* _To do_:
Within the entries below, find every line that has the string "content", then copy it.

Web page and app entries:
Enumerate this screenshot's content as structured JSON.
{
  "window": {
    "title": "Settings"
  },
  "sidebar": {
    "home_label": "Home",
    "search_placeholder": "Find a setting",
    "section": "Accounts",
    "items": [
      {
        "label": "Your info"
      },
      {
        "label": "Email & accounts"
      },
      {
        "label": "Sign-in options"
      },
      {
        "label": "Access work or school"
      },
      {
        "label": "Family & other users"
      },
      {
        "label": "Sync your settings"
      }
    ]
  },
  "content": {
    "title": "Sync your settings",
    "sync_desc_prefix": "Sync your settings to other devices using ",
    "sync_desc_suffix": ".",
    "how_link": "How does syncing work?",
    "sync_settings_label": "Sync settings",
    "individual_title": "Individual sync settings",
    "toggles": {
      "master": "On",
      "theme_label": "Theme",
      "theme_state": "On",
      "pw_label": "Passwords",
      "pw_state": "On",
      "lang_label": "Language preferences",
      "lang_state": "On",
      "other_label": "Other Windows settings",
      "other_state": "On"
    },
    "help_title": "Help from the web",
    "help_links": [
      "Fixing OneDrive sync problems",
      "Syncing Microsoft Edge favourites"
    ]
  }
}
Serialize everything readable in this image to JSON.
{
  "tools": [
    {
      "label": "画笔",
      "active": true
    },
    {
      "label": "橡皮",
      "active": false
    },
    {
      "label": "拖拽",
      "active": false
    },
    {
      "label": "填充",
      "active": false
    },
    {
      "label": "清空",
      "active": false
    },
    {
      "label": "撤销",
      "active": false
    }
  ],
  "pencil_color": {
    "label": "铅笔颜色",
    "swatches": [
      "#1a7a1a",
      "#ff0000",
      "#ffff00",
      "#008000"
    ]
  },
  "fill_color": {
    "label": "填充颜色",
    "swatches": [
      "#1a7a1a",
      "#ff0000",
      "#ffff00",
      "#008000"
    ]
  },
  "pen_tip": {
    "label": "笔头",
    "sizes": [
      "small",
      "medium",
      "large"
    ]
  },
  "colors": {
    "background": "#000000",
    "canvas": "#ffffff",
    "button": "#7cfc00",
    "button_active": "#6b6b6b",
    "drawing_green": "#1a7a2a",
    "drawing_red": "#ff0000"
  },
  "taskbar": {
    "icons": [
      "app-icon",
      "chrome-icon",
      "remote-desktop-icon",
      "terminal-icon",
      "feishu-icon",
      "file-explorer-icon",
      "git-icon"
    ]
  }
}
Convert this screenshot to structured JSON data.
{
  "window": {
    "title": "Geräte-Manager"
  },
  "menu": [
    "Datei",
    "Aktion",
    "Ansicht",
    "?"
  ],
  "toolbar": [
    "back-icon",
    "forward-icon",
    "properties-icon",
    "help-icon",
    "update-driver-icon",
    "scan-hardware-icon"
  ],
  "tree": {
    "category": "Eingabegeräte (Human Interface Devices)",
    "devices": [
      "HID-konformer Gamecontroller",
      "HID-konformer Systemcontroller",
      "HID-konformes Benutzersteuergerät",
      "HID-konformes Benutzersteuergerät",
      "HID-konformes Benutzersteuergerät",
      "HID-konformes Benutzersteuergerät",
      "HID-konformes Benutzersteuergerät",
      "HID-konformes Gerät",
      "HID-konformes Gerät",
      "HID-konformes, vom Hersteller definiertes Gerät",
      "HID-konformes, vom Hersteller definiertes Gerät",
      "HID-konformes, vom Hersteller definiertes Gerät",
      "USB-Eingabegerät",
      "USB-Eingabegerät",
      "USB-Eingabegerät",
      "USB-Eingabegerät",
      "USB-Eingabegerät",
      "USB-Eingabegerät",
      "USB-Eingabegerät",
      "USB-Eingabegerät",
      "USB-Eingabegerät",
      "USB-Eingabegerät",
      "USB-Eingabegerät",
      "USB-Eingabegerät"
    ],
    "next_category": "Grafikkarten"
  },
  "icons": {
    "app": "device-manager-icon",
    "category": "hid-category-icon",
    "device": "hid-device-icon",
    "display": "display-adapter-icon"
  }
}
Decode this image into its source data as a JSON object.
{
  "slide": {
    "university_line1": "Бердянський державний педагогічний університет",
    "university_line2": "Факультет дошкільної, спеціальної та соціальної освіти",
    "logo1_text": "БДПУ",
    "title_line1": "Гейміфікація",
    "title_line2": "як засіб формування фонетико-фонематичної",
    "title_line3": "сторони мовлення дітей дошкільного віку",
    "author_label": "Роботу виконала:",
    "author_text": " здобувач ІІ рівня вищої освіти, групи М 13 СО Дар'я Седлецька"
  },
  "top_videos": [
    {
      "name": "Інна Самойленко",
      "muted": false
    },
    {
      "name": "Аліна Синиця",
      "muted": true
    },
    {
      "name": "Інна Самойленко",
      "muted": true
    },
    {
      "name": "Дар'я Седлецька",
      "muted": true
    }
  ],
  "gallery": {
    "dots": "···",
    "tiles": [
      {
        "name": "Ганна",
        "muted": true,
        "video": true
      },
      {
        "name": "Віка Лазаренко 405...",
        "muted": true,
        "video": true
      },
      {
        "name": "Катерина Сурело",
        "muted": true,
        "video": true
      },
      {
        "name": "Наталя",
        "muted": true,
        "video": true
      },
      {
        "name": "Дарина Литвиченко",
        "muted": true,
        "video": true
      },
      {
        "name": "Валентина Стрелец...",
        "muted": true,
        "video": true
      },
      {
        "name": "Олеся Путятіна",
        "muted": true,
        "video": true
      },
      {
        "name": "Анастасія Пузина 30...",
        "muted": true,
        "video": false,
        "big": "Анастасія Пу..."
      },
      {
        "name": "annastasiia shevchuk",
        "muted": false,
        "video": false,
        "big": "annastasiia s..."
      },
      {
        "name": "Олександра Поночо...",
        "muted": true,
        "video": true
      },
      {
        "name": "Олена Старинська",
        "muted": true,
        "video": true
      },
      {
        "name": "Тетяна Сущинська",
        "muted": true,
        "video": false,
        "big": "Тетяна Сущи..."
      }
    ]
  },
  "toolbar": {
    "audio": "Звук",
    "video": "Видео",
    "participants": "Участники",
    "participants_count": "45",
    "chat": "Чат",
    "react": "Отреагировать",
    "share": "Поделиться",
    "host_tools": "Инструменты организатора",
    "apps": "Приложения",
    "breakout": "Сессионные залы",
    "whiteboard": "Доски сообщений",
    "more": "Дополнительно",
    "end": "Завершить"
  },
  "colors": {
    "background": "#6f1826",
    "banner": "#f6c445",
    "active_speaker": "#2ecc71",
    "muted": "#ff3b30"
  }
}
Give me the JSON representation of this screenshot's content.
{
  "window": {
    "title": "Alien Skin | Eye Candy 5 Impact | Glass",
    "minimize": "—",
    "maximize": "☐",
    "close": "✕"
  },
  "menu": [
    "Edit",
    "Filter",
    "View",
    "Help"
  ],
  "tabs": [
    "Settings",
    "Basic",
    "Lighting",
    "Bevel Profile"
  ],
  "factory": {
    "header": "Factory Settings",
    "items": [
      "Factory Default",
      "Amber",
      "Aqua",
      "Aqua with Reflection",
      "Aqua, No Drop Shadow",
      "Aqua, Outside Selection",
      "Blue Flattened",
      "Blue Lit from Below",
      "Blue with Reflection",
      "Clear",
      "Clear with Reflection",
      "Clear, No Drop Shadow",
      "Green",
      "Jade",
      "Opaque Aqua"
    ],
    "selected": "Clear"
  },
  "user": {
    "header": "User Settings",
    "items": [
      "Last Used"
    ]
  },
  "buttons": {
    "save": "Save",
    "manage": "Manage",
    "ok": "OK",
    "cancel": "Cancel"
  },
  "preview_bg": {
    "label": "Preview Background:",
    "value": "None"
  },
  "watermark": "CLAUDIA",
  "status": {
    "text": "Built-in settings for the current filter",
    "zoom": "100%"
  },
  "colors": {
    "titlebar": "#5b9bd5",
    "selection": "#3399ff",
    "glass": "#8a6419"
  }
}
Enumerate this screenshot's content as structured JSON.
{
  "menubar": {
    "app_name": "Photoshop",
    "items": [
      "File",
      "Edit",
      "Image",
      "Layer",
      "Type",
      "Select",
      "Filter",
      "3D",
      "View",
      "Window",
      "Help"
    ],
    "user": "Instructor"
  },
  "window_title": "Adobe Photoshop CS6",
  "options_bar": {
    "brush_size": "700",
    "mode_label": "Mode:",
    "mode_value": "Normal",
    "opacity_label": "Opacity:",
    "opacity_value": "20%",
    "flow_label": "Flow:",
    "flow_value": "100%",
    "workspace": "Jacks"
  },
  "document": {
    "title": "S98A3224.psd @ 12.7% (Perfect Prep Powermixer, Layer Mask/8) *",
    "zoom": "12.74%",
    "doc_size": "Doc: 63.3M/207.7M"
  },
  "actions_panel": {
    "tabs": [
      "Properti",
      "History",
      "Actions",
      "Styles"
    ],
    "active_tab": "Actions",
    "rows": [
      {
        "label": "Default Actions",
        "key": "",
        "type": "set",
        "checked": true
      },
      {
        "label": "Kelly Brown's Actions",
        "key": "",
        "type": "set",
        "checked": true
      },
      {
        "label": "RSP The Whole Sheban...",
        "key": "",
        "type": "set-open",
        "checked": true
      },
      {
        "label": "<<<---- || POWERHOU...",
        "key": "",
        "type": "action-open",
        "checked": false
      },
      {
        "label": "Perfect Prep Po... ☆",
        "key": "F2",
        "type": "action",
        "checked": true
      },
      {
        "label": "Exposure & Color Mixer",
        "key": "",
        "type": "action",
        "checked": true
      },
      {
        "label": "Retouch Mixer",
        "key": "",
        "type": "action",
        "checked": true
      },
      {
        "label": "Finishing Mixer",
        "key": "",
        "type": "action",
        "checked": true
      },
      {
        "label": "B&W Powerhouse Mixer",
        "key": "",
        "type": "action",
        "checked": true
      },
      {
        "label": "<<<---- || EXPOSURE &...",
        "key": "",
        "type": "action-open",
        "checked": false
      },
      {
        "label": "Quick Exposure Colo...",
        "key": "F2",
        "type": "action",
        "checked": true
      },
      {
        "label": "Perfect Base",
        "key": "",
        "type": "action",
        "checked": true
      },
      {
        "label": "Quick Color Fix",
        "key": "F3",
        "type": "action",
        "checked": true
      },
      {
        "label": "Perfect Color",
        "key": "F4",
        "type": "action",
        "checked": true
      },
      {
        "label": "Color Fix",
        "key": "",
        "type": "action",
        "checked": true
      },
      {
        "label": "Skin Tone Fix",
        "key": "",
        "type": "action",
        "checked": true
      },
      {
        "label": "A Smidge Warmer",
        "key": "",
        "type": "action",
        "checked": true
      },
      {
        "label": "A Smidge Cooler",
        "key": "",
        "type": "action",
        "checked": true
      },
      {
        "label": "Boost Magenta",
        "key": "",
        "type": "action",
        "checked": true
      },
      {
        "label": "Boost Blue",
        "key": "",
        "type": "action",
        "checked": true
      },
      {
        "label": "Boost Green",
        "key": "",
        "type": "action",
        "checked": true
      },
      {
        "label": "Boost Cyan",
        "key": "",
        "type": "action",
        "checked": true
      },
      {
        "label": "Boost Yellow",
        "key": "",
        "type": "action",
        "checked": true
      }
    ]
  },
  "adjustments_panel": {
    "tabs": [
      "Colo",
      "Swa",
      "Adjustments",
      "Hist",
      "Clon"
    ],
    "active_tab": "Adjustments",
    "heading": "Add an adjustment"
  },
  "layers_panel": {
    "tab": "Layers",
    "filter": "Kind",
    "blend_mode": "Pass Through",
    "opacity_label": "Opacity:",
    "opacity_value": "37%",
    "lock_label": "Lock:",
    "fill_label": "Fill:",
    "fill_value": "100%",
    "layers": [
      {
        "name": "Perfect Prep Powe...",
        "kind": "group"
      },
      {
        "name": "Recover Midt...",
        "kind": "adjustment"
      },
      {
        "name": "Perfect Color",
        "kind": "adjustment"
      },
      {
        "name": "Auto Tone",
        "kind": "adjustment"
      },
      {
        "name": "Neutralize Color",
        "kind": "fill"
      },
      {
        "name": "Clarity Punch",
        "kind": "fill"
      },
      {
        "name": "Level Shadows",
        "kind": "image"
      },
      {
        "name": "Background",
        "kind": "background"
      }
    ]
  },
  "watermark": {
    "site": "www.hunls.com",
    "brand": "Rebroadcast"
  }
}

* _Solution below_:
Enumerate this screenshot's content as structured JSON.
  "content": {
Give me the JSON representation of this screenshot's content.
Enumerate this screenshot's content as structured JSON.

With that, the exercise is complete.